Kelly’s a great coach, and they’ll recover and can still compete for a BCS bowl bid. He’s won with much less elsewhere, although elsewhere did not include Michigan, Michigan State, Oklahoma, Arizona State, USC, Stanford, etc. on the schedule. A possible top-10 team looks more like a top-20 team, and 10-2 looks more like 9-3 … or even 8-4. All hope may not be lost, but the good breaks of last season sure have swung the opposite way in a hurry. One lost quarterback won’t come anywhere close to sending Notre Dame back to Willinghamian levels, but 12-0 wasn’t Notre Dame’s new normal either.

5 thoughts on “What Now for Notre Dame?

  1. Pingback: Notre Dame Loses Starting QB | On Sports and Life in General
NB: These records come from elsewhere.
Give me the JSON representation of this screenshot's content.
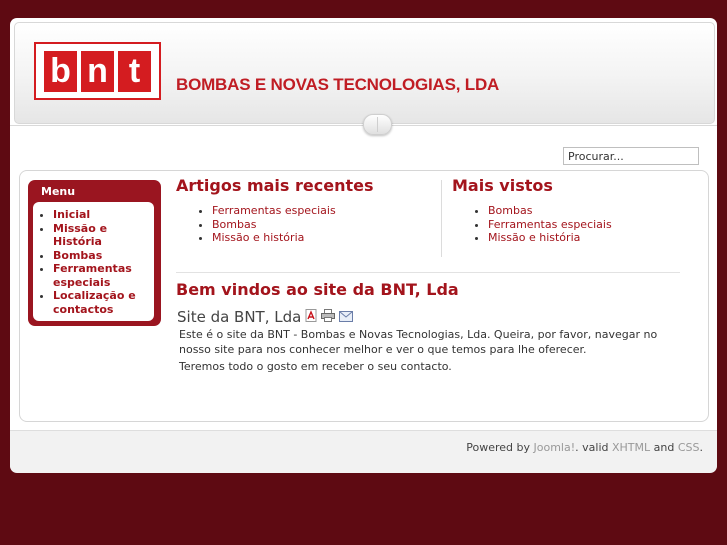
{
  "header": {
    "logo_letters": [
      "b",
      "n",
      "t"
    ],
    "company_name": "BOMBAS E NOVAS TECNOLOGIAS, LDA"
  },
  "search": {
    "placeholder": "Procurar..."
  },
  "menu": {
    "title": "Menu",
    "items": [
      {
        "label": "Inicial"
      },
      {
        "label": "Missão e História"
      },
      {
        "label": "Bombas"
      },
      {
        "label": "Ferramentas especiais"
      },
      {
        "label": "Localização e contactos"
      }
    ]
  },
  "recent": {
    "title": "Artigos mais recentes",
    "items": [
      "Ferramentas especiais",
      "Bombas",
      "Missão e história"
    ]
  },
  "popular": {
    "title": "Mais vistos",
    "items": [
      "Bombas",
      "Ferramentas especiais",
      "Missão e história"
    ]
  },
  "main": {
    "welcome": "Bem vindos ao site da BNT, Lda",
    "article_title": "Site da BNT, Lda",
    "paragraph1": "Este é o site da BNT - Bombas e Novas Tecnologias, Lda. Queira, por favor, navegar no nosso site para nos conhecer melhor e ver o que temos para lhe oferecer.",
    "paragraph2": "Teremos todo o gosto em receber o seu contacto.",
    "icons": [
      "pdf-icon",
      "print-icon",
      "email-icon"
    ]
  },
  "footer": {
    "powered_by": "Powered by",
    "joomla": "Joomla!",
    "valid": ". valid",
    "xhtml": "XHTML",
    "and": "and",
    "css": "CSS",
    "end": "."
  },
  "colors": {
    "background": "#5e0a12",
    "accent": "#a3141c",
    "logo_red": "#d41c20"
  }
}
  2. Wow. The author provides a hopeful, if not unrealistic synopsis of the upcoming Notre Dame season, but then he feels compelled to issue what amounts to the company line—casting aspersions on Tyrone Willingham. I’m puzzled by the lasting animus these Irish have for Willingham.

    I thought the only unforgivable sins were killing dogs, taking steroids to break the all-time home run record, or following any course of action taken by Terrell Owens. Who knew back-to-back 6-5 seasons were tantamount to treason?


    After Notre Dame beat USC in the final game of the regular season, the Irish were ranked number one. For that fleeting month leading up to the title game, Notre Dame sat atop the rankings. You may have forgotten that and perhaps you never cared to begin with.

    But I can assure you the good folks in the Notre Dame administration haven’t forgotten. They like to be recognized as the college football elite. But they also want to be an institution of academic renown.

    What’s this? Starting quarterback Everett Golson has run afoul of the academic law?
    And his timing is perfect.

    See, things have since changed since that loss to Alabama in the title game. Notre Dame’s best offensive player, Tyler Eifert, was drafted by the Cincinnati Bengals. Its best defensive player, Manti Teo was drafted by the San Diego Chargers. They also lost running backs Theo Riddick and Cierre Wood and safety Zeke Motta. Those guys accounted for the most explosive elements of the Notre Dame team.

    Everett Golson was a star in the making, but without the guys they lost to graduation, the Irish have little chance of going undefeated again. So now’s a great time to publicly flog Golson and to remind everyone that Notre Dame is first and foremost an academic institution and NOT a football factory.

    If it sounds like I’m saying that the public discussion of Golson’s misdeeds and his punishment will allow Notre Dame to manipulate our perception of what it is and what it holds dear, it’s because I’m saying just that.

    Alan Grant, author of Return to Glory

  3. ND drops Michigan because “it won’t fit into our Big East schedule””. But they continue to play the creampuff military acadamy’s. Does the Coast Guard have a football team that can play ND?

    • Notre Dame plays Navy every year because Navy saved Notre Dame when all its students were drafted into World War II.

      Navy used the university to fast-track naval officer trainees during the war. What ND is showing in this instance is simple gratitude.

      Notre Dame has other problems, to be sure: students remaining on the team who would have been thrown out of school in earlier times (but just to make sure, ND fired its tough dean of men and replaced him with a more malleable apparatchik); Kelly’s looking at other coaching jobs during a key recruiting period; et cetera.

      But ND’s commitment to Navy is noble and honorable. Simple as that.

    • Seriously Carl, you knock NDs 86 tradition with Navy and on again, off again schedule with other military academies when Michigan schedules the Central Michigan Chips, the Akron Zips and the Connecticut Huskies this year before they go into their has been Big 10 schedule, the conference that adds “powerhouse” Maryland Terps and Rutger Scarlet Knights next year. Fortunately, the mighty Appalachian State Mountaineers don’t return to the “Big House” until 2014. Can’t wait! There’s no crying in football. (Except in Ann Arbor.)